-- Opening Marker --

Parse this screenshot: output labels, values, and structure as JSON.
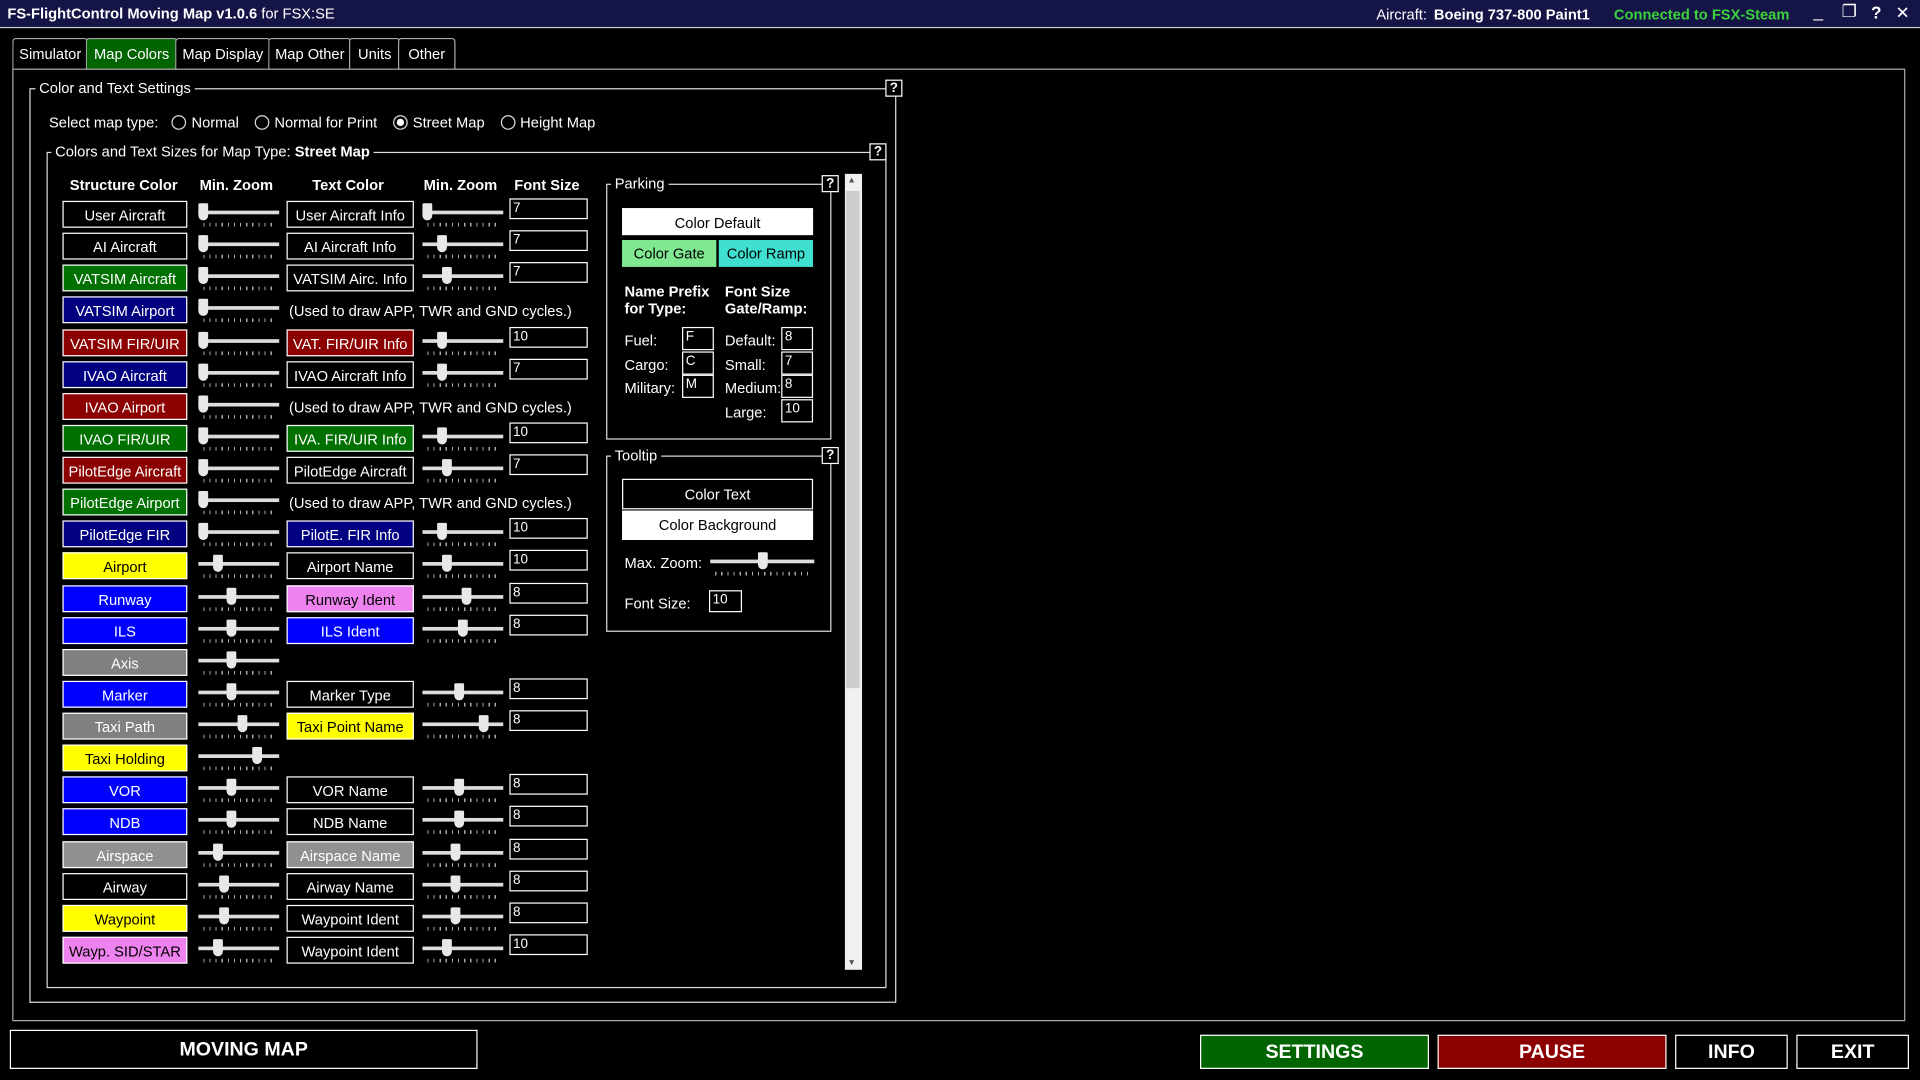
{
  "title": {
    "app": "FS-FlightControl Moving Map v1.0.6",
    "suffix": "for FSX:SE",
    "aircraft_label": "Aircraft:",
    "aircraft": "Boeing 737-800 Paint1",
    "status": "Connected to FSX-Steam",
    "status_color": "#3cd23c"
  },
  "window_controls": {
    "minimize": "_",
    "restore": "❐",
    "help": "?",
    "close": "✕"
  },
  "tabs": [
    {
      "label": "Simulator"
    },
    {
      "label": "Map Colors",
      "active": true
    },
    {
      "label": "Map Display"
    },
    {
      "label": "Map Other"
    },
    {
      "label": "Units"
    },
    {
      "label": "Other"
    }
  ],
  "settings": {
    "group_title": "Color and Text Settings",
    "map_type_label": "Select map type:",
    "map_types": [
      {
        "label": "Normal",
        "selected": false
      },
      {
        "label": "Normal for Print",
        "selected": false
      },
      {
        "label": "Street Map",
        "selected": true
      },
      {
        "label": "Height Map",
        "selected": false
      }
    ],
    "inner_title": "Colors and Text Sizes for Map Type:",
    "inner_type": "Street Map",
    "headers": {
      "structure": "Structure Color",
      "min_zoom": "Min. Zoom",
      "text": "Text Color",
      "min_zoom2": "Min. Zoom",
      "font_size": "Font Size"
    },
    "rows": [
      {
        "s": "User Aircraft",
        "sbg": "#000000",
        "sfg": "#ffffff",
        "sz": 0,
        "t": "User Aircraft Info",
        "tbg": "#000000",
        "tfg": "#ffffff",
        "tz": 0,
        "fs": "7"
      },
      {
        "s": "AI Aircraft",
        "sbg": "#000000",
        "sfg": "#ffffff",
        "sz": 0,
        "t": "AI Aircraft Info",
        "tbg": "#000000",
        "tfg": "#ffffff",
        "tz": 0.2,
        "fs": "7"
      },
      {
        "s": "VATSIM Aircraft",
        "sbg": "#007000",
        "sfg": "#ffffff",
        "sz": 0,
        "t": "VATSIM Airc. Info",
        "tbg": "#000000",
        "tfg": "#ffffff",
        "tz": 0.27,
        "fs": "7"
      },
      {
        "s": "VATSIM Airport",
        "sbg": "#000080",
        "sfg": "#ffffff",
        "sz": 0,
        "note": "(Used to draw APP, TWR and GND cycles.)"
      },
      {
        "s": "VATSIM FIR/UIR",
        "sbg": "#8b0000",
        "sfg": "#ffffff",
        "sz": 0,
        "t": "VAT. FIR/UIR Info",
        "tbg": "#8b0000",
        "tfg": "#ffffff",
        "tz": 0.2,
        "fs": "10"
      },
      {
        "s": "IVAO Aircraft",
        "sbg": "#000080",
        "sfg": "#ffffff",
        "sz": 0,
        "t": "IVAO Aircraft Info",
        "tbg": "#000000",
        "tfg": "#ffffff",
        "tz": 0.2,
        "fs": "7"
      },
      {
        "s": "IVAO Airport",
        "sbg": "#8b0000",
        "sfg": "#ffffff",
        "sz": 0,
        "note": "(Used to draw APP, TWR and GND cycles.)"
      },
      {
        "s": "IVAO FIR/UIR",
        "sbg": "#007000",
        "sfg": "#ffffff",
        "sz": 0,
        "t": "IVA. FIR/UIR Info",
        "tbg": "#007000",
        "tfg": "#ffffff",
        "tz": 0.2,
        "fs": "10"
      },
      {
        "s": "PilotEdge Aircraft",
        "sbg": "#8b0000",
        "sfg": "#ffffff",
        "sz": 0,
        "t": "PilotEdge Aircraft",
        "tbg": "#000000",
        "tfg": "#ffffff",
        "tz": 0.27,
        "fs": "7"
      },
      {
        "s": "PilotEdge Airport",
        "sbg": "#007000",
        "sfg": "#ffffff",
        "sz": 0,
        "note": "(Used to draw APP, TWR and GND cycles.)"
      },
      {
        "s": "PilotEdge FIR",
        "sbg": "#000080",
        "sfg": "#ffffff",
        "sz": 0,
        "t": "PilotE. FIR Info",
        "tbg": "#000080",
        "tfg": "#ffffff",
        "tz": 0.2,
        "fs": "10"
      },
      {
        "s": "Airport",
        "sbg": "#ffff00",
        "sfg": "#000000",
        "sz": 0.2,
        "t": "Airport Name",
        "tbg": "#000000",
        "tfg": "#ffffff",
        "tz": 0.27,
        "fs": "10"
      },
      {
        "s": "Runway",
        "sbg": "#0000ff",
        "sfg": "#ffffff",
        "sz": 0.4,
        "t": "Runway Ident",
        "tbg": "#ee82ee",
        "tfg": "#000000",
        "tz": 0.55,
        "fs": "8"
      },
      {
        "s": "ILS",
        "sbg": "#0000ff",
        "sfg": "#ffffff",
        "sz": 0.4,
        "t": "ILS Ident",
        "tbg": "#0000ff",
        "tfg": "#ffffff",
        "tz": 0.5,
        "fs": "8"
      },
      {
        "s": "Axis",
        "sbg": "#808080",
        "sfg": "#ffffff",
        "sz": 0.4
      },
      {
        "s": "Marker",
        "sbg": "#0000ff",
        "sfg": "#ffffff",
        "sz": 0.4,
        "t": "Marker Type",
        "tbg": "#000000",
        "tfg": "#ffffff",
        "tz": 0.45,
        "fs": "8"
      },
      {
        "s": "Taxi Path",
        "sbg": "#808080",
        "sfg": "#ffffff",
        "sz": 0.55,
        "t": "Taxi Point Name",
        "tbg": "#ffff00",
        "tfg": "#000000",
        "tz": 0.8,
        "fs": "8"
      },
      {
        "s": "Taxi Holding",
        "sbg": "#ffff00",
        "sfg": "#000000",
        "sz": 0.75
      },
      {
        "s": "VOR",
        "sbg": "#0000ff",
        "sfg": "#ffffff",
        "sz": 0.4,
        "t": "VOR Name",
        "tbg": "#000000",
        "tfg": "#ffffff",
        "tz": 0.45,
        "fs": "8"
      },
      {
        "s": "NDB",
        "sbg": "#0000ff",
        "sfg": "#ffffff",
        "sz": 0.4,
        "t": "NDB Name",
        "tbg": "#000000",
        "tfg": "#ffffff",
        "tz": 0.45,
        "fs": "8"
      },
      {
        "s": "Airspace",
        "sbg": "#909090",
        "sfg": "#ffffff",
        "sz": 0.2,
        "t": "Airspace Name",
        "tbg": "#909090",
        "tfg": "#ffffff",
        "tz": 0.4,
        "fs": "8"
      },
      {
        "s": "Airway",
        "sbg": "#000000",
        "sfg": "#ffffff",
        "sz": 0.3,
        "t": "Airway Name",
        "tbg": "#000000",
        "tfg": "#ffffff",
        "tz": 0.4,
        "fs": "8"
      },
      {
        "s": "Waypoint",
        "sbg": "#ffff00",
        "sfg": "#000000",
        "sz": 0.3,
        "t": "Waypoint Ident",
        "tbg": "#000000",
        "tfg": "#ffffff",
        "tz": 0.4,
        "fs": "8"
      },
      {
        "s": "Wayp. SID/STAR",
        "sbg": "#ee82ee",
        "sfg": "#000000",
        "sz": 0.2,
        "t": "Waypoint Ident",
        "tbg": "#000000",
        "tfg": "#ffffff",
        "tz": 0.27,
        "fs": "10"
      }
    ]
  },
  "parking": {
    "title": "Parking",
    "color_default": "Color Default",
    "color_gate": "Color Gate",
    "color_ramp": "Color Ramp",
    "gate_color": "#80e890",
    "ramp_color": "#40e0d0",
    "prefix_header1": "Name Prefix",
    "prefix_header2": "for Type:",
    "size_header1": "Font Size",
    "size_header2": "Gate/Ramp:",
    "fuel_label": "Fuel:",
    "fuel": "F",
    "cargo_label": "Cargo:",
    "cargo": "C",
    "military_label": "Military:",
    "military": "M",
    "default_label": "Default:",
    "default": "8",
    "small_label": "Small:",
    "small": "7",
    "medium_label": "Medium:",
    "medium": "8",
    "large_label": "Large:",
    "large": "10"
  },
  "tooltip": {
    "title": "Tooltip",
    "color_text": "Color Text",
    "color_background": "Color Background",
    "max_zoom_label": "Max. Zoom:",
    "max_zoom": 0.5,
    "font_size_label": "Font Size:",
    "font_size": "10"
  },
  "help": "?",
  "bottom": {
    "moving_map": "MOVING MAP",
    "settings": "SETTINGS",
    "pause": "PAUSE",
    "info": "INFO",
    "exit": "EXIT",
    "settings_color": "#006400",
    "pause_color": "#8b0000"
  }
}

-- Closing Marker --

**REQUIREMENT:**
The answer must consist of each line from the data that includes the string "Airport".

**WRITTEN RESPONSE:**
        "s": "VATSIM Airport",
        "s": "IVAO Airport",
        "s": "PilotEdge Airport",
        "s": "Airport",
        "t": "Airport Name",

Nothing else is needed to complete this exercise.